    Thanks for this article. I also use dropbox and find it very convenient. To handle sensible docs an data, you could consider generating a truecrypt container and throwing it into the dropbox. As long as it’s mounted, it won’t get synced. But after dismounting, dropbox syncs it, and it will usually only sync the part of (encrypted) data that has changed, thus reducing traffic to a minimum. However, before storing valuable and sensible client data in there you should make sure that there are no issues with dropbox and truecrypt. So far, it works for me (but I do not practice law, yet). I only had one issue: I generated a 500 MB container and threw it into the box, but had to go offline before the container was synced completely the first time. This made the truecrypt volume corrupt. So I’d advise to make sure the container is completely synced before you go offline.

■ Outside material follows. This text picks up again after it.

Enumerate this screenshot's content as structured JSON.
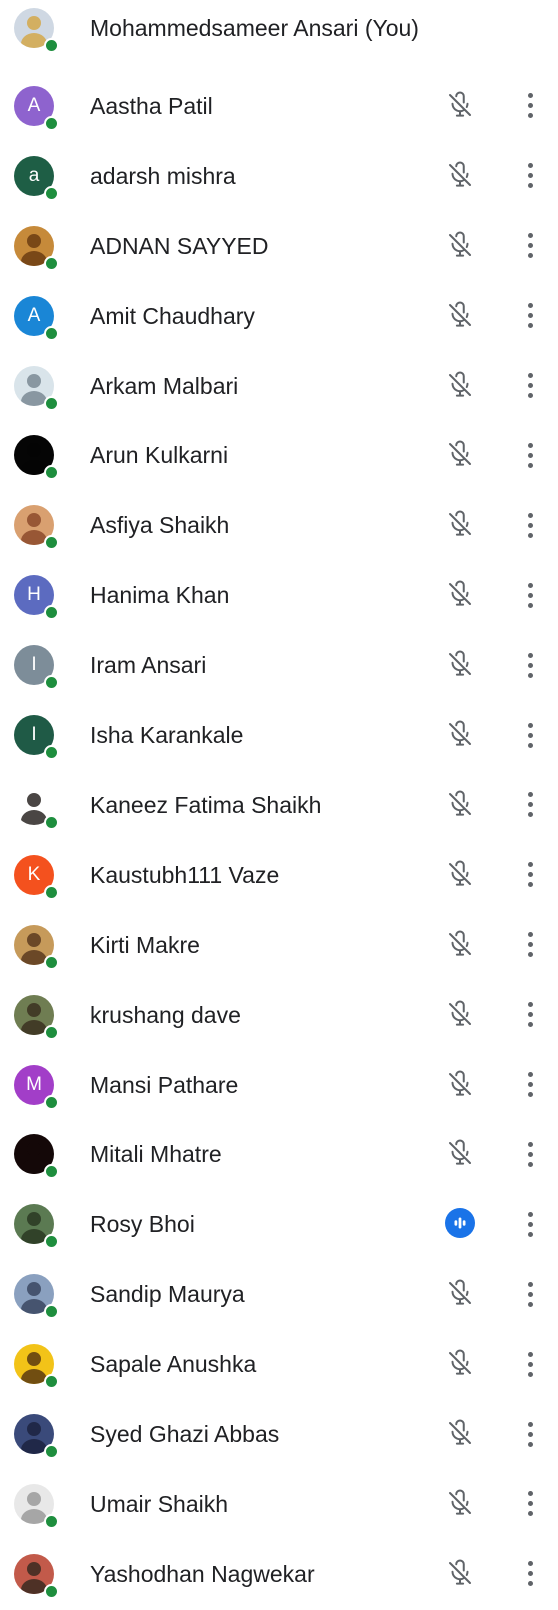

  • Sarah

    Dropbox is great! I’ve been using it since May and it’s so convenient. Any idea when they’ll be done with their beta testing?

  • Randall Ryder

    @ Sebastian – thanks for the tip on encryption.

    @ Sarah – I can’t find any info on when they will be done, but there are definitely some kinks to be worked out.

  • Terry

    I love Dropbox, but I need a better way to secure files than truecrypt. Sebastian points out its flaws in his post. If anyone could come up with a way to make a windows compatible security system that truly works easily with Dropbox, I would pay well for it. And trust me, I do NOT like to pay well for software, generally.

    I need a system that allows me to search and share all of my Dropbox folders, but also prevents intruders and allows me control to “nuke” data if a computer has been lost stolen or otherwise compromised. It seems like there would be a way to plant code that allows the “master user” to trigger a total data wipe that would occur a soon as anyone else tried to access the Dropbox files after the trigger was pulled. Since the wise “master user” has backed up all of the Dropbox files elsewhere, he is not worried about data loss. But then, you could rest assured that all of your data was erased, and client data is safe.

    Anybody know if this would work?